  • Creation: undated, 1926-1983


Conditions Governing Access

Open for use in the Elmer L. Andersen Library reading room.


This collection may be protected by the Copyright Law of the United States (Title 17, U.S. Code). It is the user's responsibility to verify copyright ownership and to obtain all necessary permissions prior to the reproduction, publication, or other use of any portion of these materials. Researchers may quote from the collection under the fair use provision of the copyright law.

Biographical / Historical

John L. "Jack" Sinykin was born in 1891 in Lithuania and came to the United States in 1912. He worked with his family's successful cattle ranch and trained horses in Souta Dakota before moving to St. Paul, Minnesota. In the 1920s he founded a cosmetics firm, Cinderella Cosmetics, located in an art deco building on University Avenue in Saint Paul. Despite his ties to Hollywood and subsequent successful starlet endorsements (including publicity stills with a young Loretta Young), the business eventually folded.

In the early 1920s, Sinykin founded LaSalle Kennels in Wayzata, Minnesota and began training guide dogs, importing his first German Shepherd from Germany. He was said to have trained more than 3,000 dogs personally. Sinykin trained the very first guide dog in the United States in 1926 for Senator Thomas D. Schall, named Lux of La Salle. Sinykin worked to bring Lambert Kreimer to the United States for a period of two years; Kreimer was in charge of the German goverment school for training dogs at Munich after the first World War. Together they developed a training routine for guide dogs. Sinykin also began breeding a special strain of dogs, called the La Salle strain, building up attributes required for guide dog work. The breed is recognized by the American Kennel Clubs Association.

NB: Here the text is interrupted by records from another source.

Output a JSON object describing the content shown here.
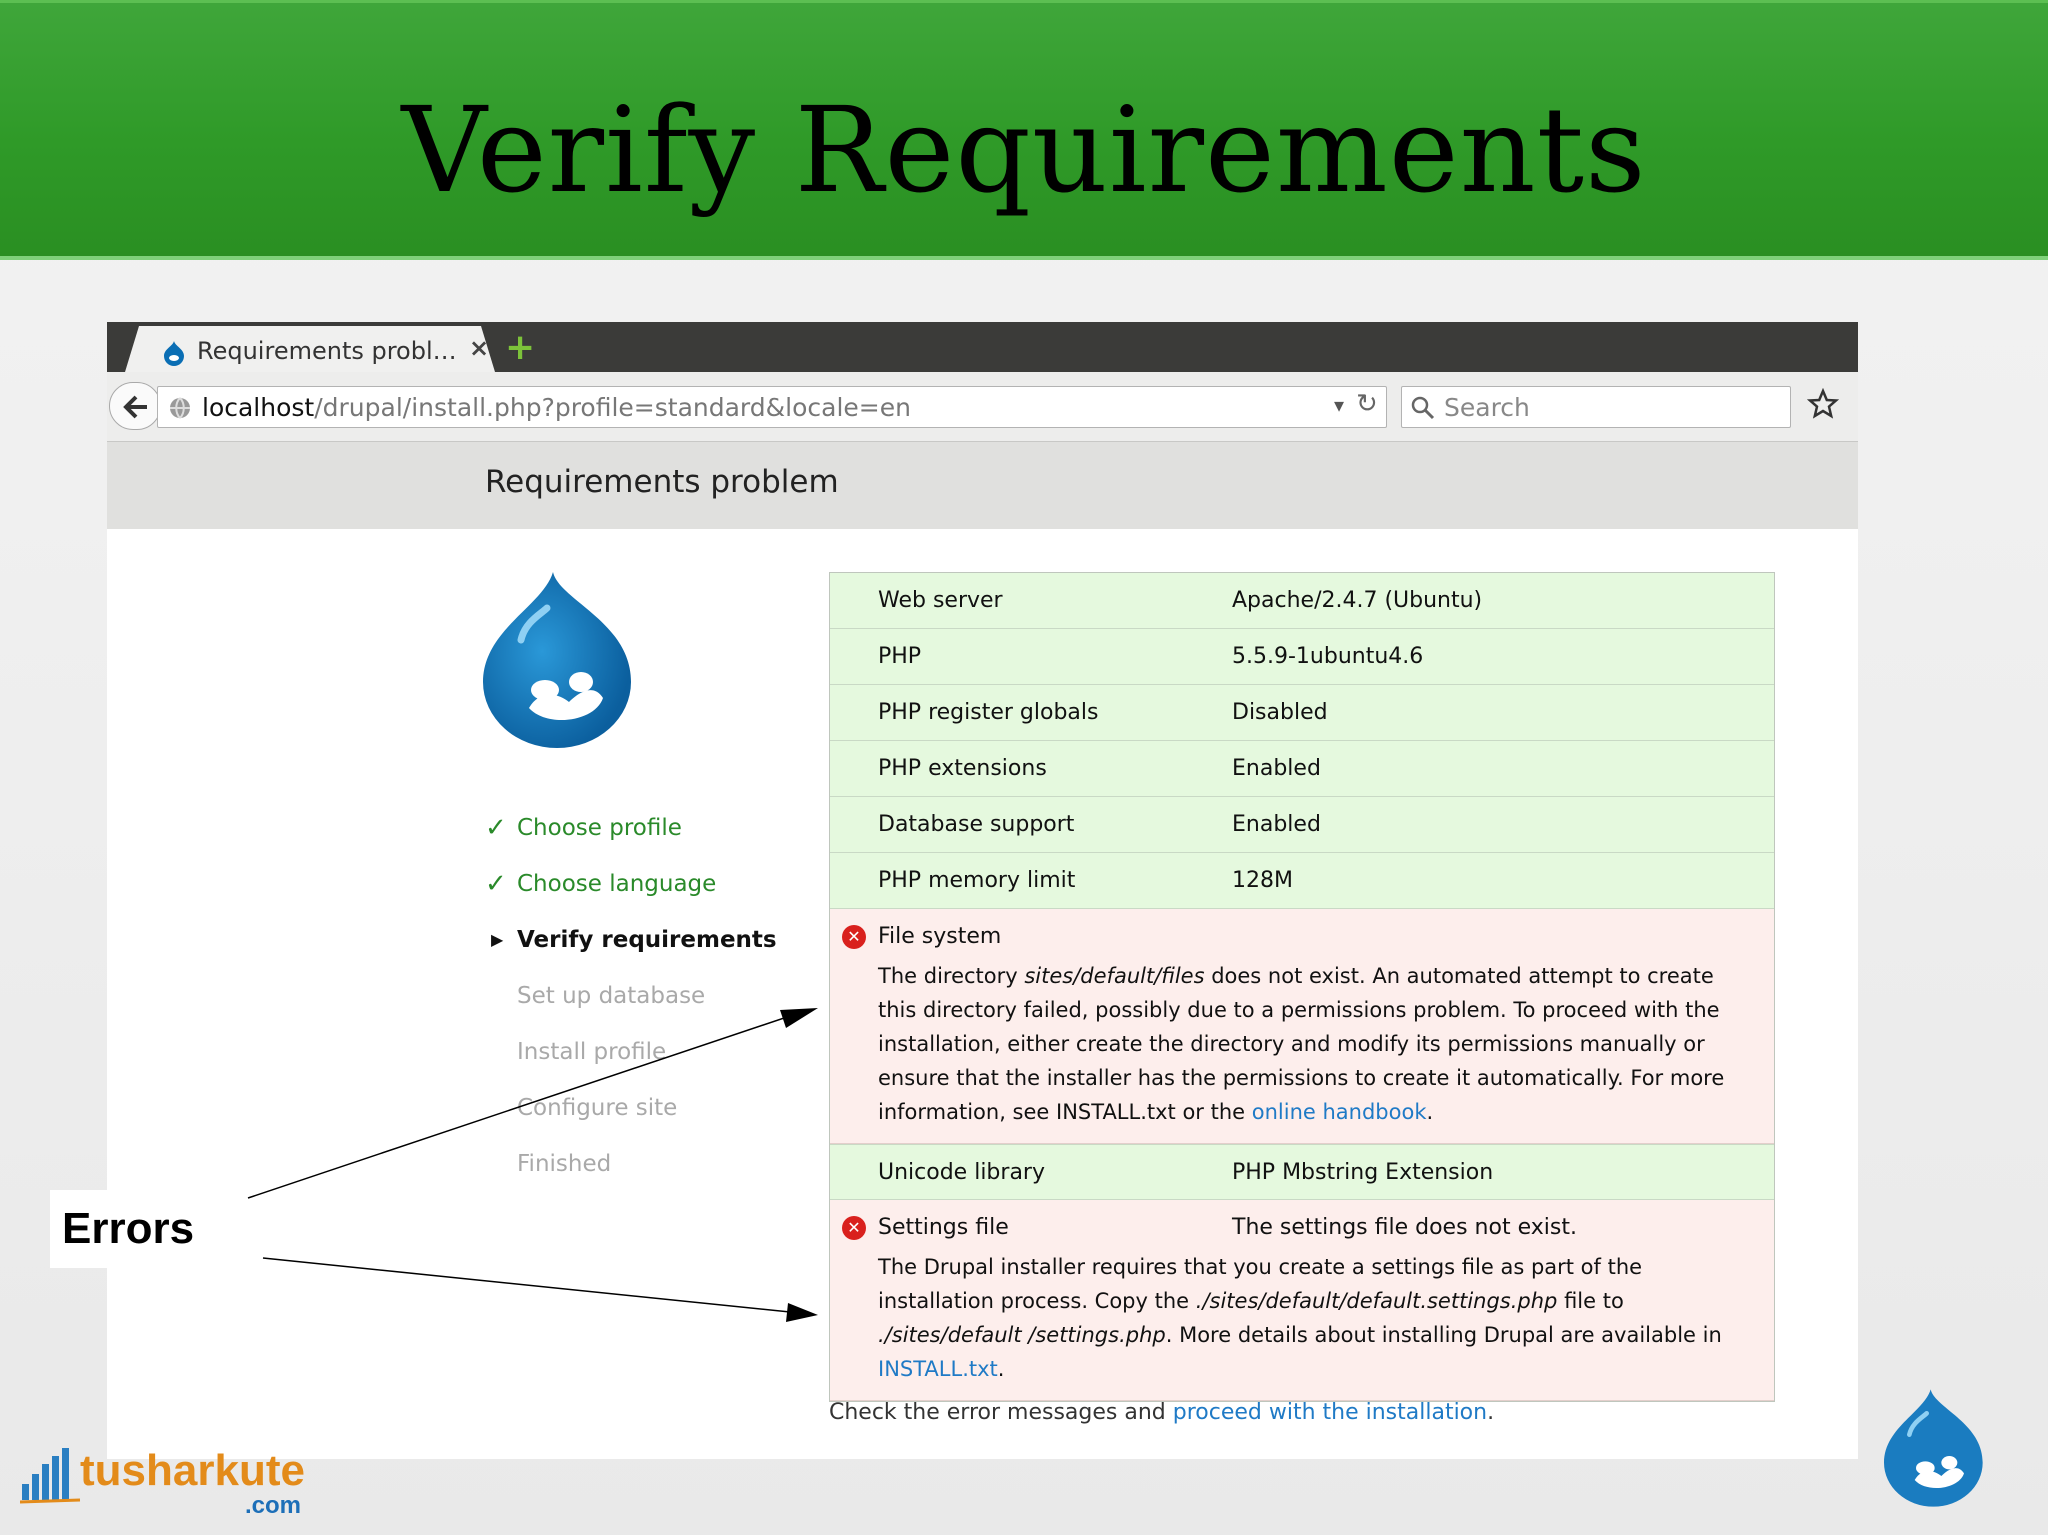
{
  "slide": {
    "title": "Verify Requirements",
    "annotation": "Errors"
  },
  "browser": {
    "tab_title": "Requirements probl…",
    "tab_close": "×",
    "new_tab": "+",
    "url_host": "localhost",
    "url_path": "/drupal/install.php?profile=standard&locale=en",
    "search_placeholder": "Search"
  },
  "page": {
    "title": "Requirements problem",
    "steps": [
      {
        "label": "Choose profile",
        "state": "done"
      },
      {
        "label": "Choose language",
        "state": "done"
      },
      {
        "label": "Verify requirements",
        "state": "active"
      },
      {
        "label": "Set up database",
        "state": "todo"
      },
      {
        "label": "Install profile",
        "state": "todo"
      },
      {
        "label": "Configure site",
        "state": "todo"
      },
      {
        "label": "Finished",
        "state": "todo"
      }
    ],
    "requirements": [
      {
        "label": "Web server",
        "value": "Apache/2.4.7 (Ubuntu)",
        "status": "ok"
      },
      {
        "label": "PHP",
        "value": "5.5.9-1ubuntu4.6",
        "status": "ok"
      },
      {
        "label": "PHP register globals",
        "value": "Disabled",
        "status": "ok"
      },
      {
        "label": "PHP extensions",
        "value": "Enabled",
        "status": "ok"
      },
      {
        "label": "Database support",
        "value": "Enabled",
        "status": "ok"
      },
      {
        "label": "PHP memory limit",
        "value": "128M",
        "status": "ok"
      },
      {
        "label": "File system",
        "value": "",
        "status": "error",
        "desc": {
          "t1": "The directory ",
          "em1": "sites/default/files",
          "t2": " does not exist. An automated attempt to create this directory failed, possibly due to a permissions problem. To proceed with the installation, either create the directory and modify its permissions manually or ensure that the installer has the permissions to create it automatically. For more information, see INSTALL.txt or the ",
          "link": "online handbook",
          "t3": "."
        }
      },
      {
        "label": "Unicode library",
        "value": "PHP Mbstring Extension",
        "status": "ok"
      },
      {
        "label": "Settings file",
        "value": "The settings file does not exist.",
        "status": "error",
        "desc": {
          "t1": "The Drupal installer requires that you create a settings file as part of the installation process. Copy the ",
          "em1": "./sites/default/default.settings.php",
          "t2": " file to ",
          "em2": "./sites/default /settings.php",
          "t3": ". More details about installing Drupal are available in ",
          "link": "INSTALL.txt",
          "t4": "."
        }
      }
    ],
    "footer": {
      "text": "Check the error messages and ",
      "link": "proceed with the installation",
      "end": "."
    }
  },
  "branding": {
    "name": "tusharkute",
    "domain": ".com"
  },
  "colors": {
    "header_green": "#2f9a28",
    "ok_row": "#e5f9de",
    "error_row": "#fdeeec",
    "link": "#1f7ac6",
    "done_step": "#2a8a2a",
    "error_icon": "#d9201d"
  },
  "icons": [
    "drupal-favicon-icon",
    "back-arrow-icon",
    "globe-icon",
    "dropdown-icon",
    "reload-icon",
    "search-icon",
    "bookmark-star-icon",
    "drupal-logo-icon",
    "checkmark-icon",
    "triangle-right-icon",
    "error-x-icon",
    "arrow-icon"
  ]
}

Sinykin founded Master Eye Foundation, a charity that paid for training guide dogs as well as for teaching blind owners how to use guide dogs. Dogs were never sold to blind persons, but were financed through fundraising and charity, and Sinykin trained dogs for people regardless of race, religion, or age. He pioneered teaching blind youth to use guide dogs, as well as those who were blind and deaf.

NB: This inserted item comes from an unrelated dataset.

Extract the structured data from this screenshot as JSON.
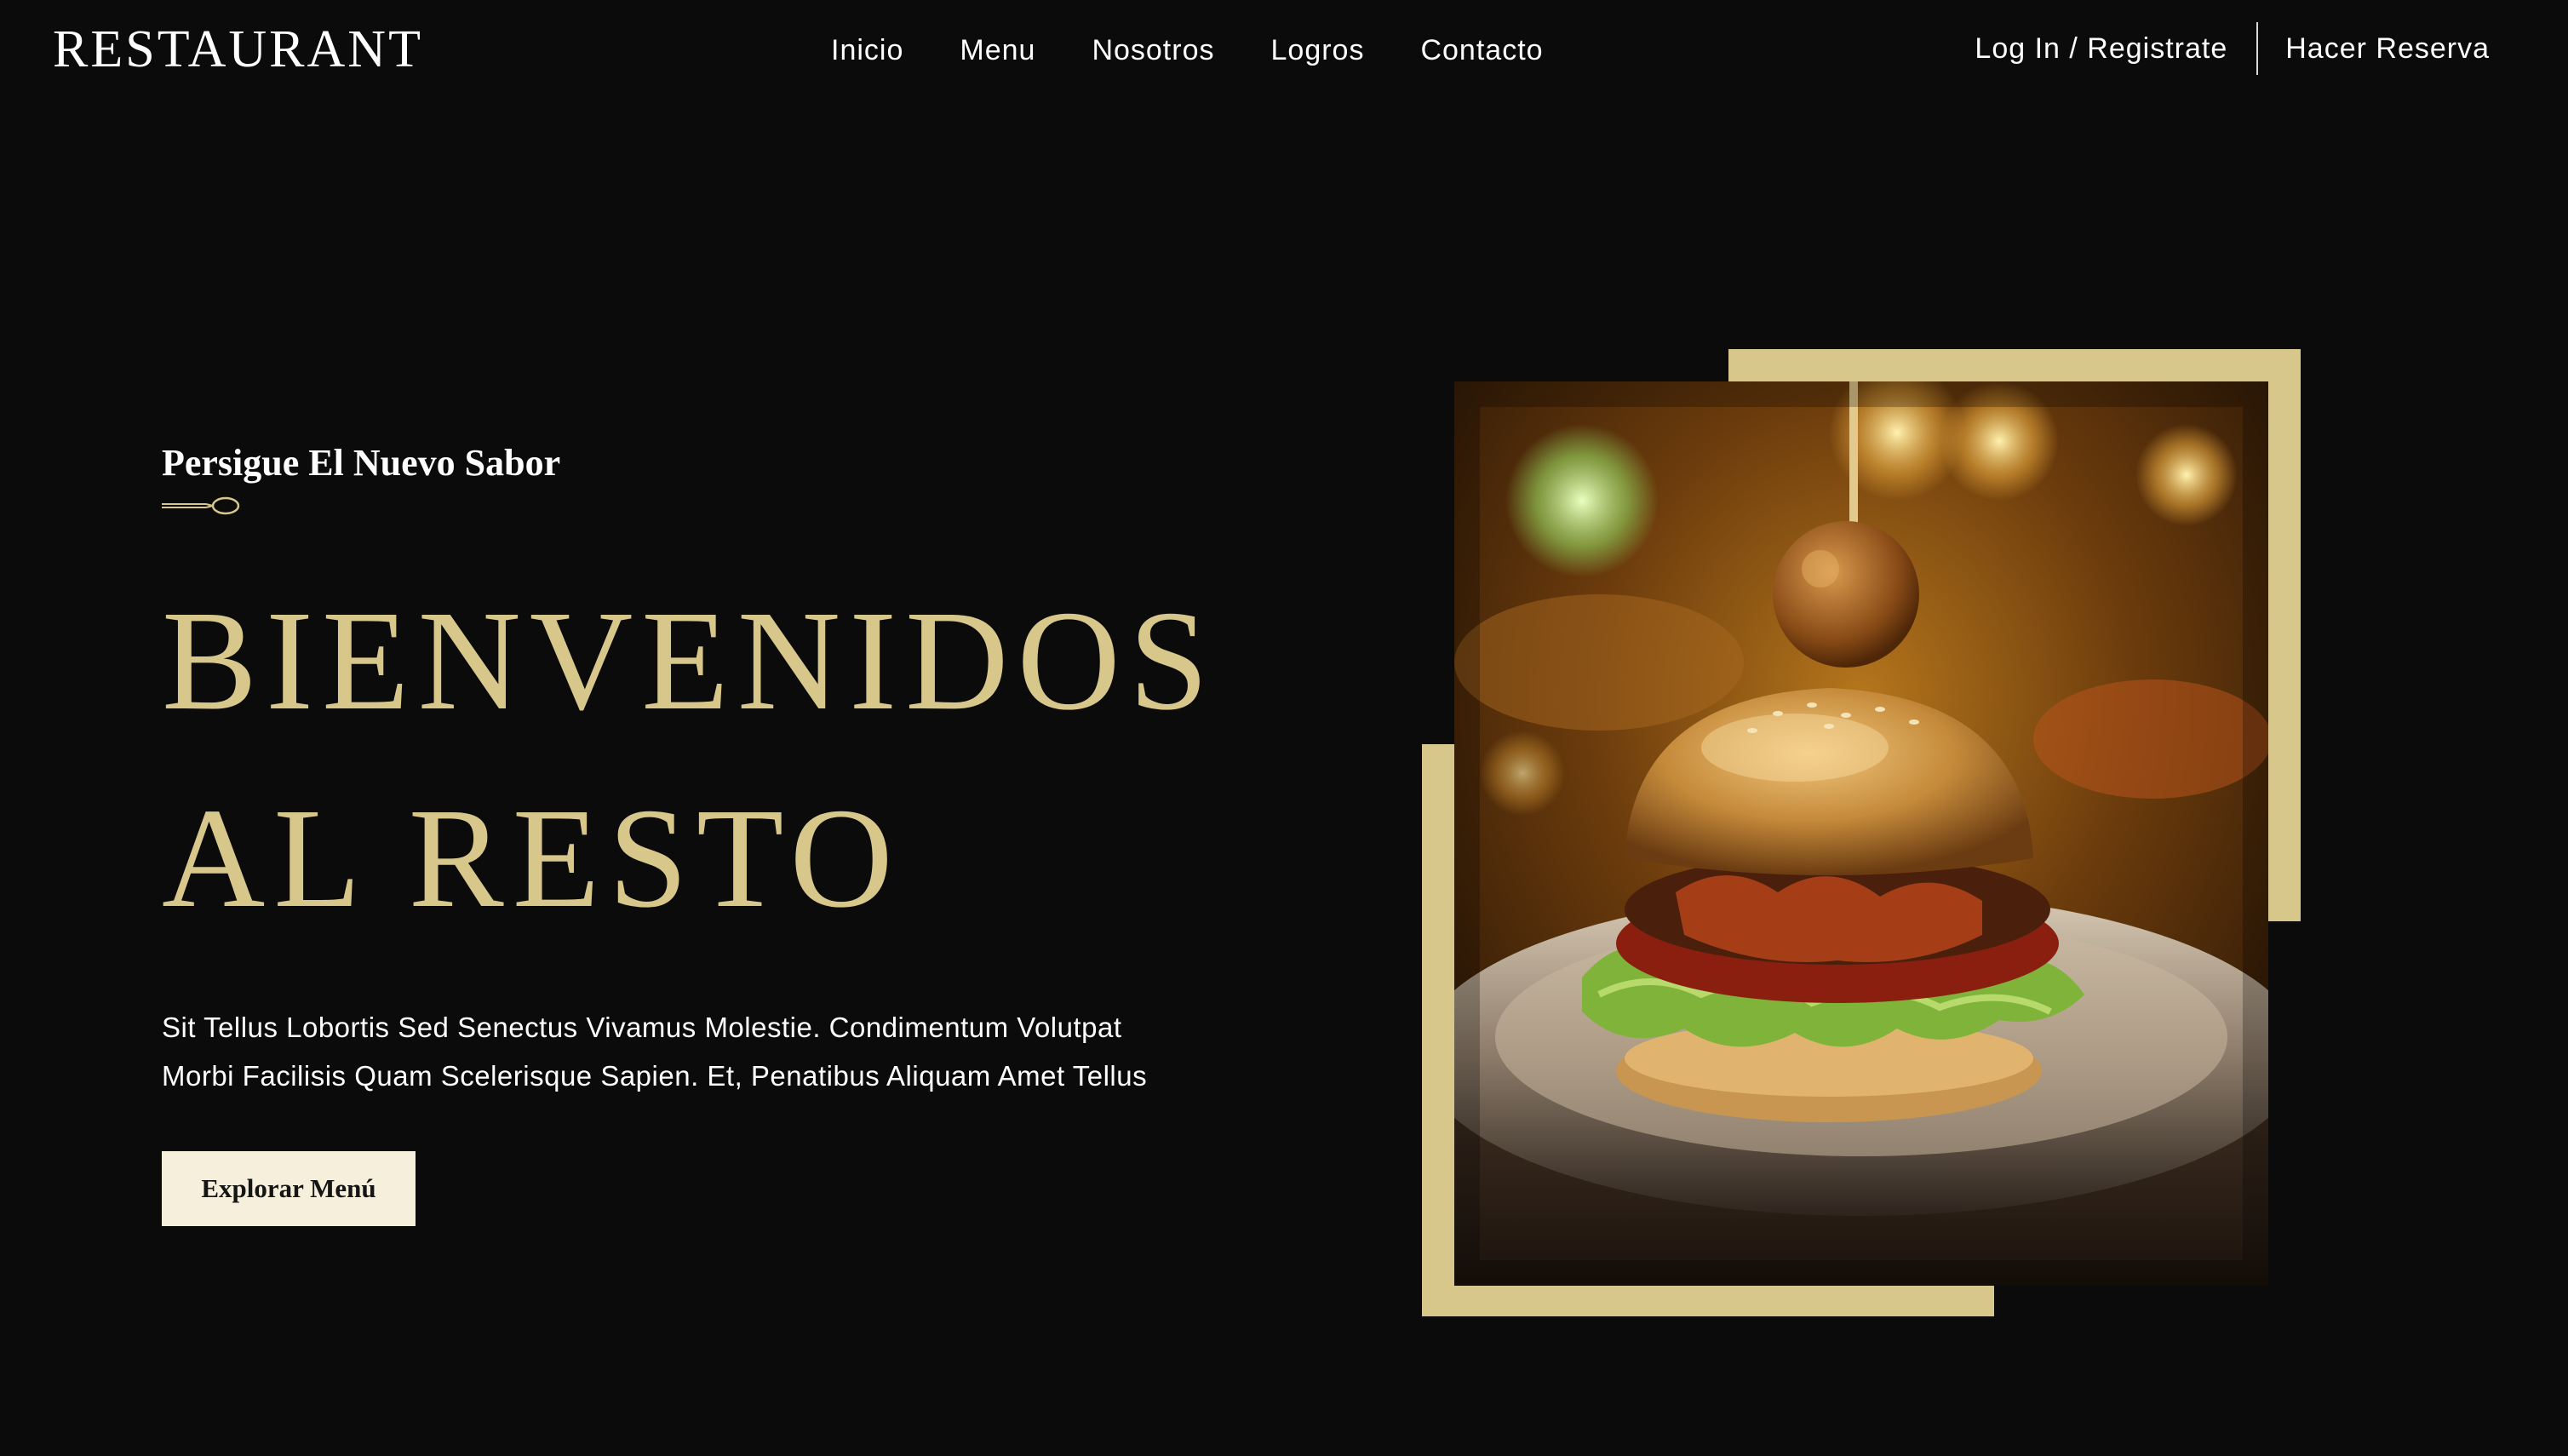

Sinykin had a wife, Genevive, and two sons, Marvin and Gerald. He passed away in November of 1983.


1.3 Cubic Foot (3 boxes -- 2 Hollinger boxes, 1 oversize box)

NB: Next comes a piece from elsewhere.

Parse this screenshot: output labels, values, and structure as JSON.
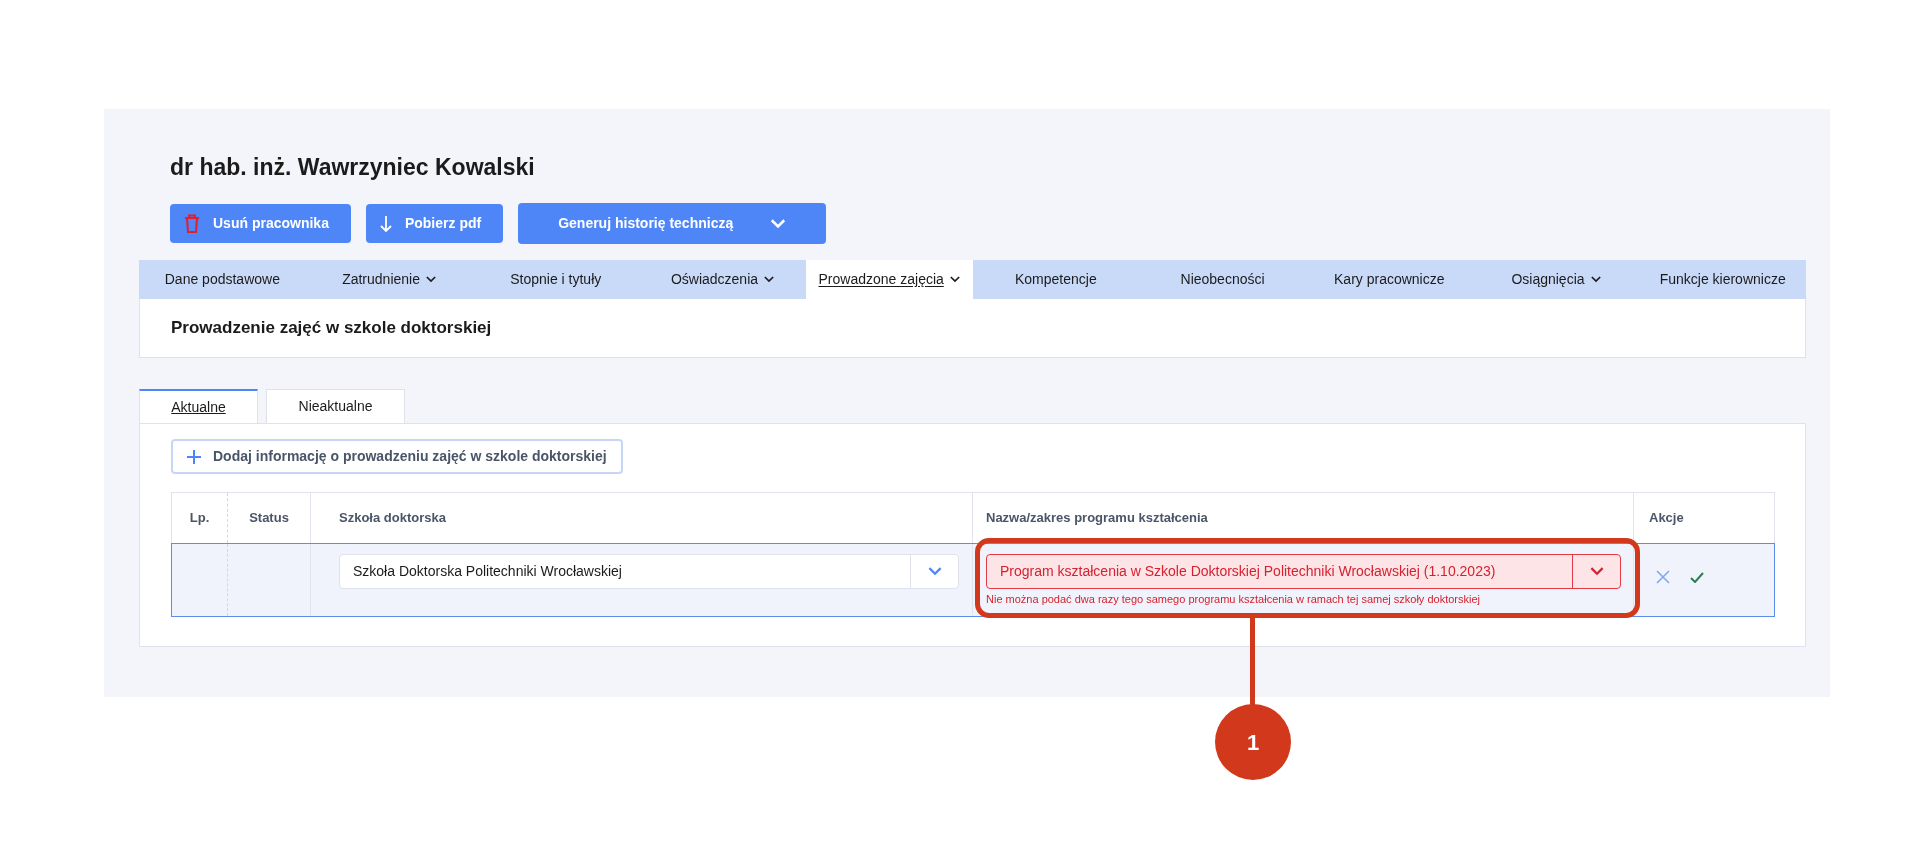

Language of Materials



This collection consists of the business papers of John L. "Jack" Sinykin, a Jewish Minnesotan entrepreneur who pioneered the use of guide dogs for the blind through LaSalle Kennels and the non-profit Master Eye Foundation.

Immediate Source of Acquisition

Donated in 2017 by Nancy Sinykin. Materials added in 2018 from Catherine Oskow.

Jack Sinykin papers, 1926-1983
Kate Dietrick
July 2017
Description rules
Describing Archives: A Content Standard
Language of description
Script of description

Collecting Area Details

Contact The Upper Midwest Jewish Archives Collecting Area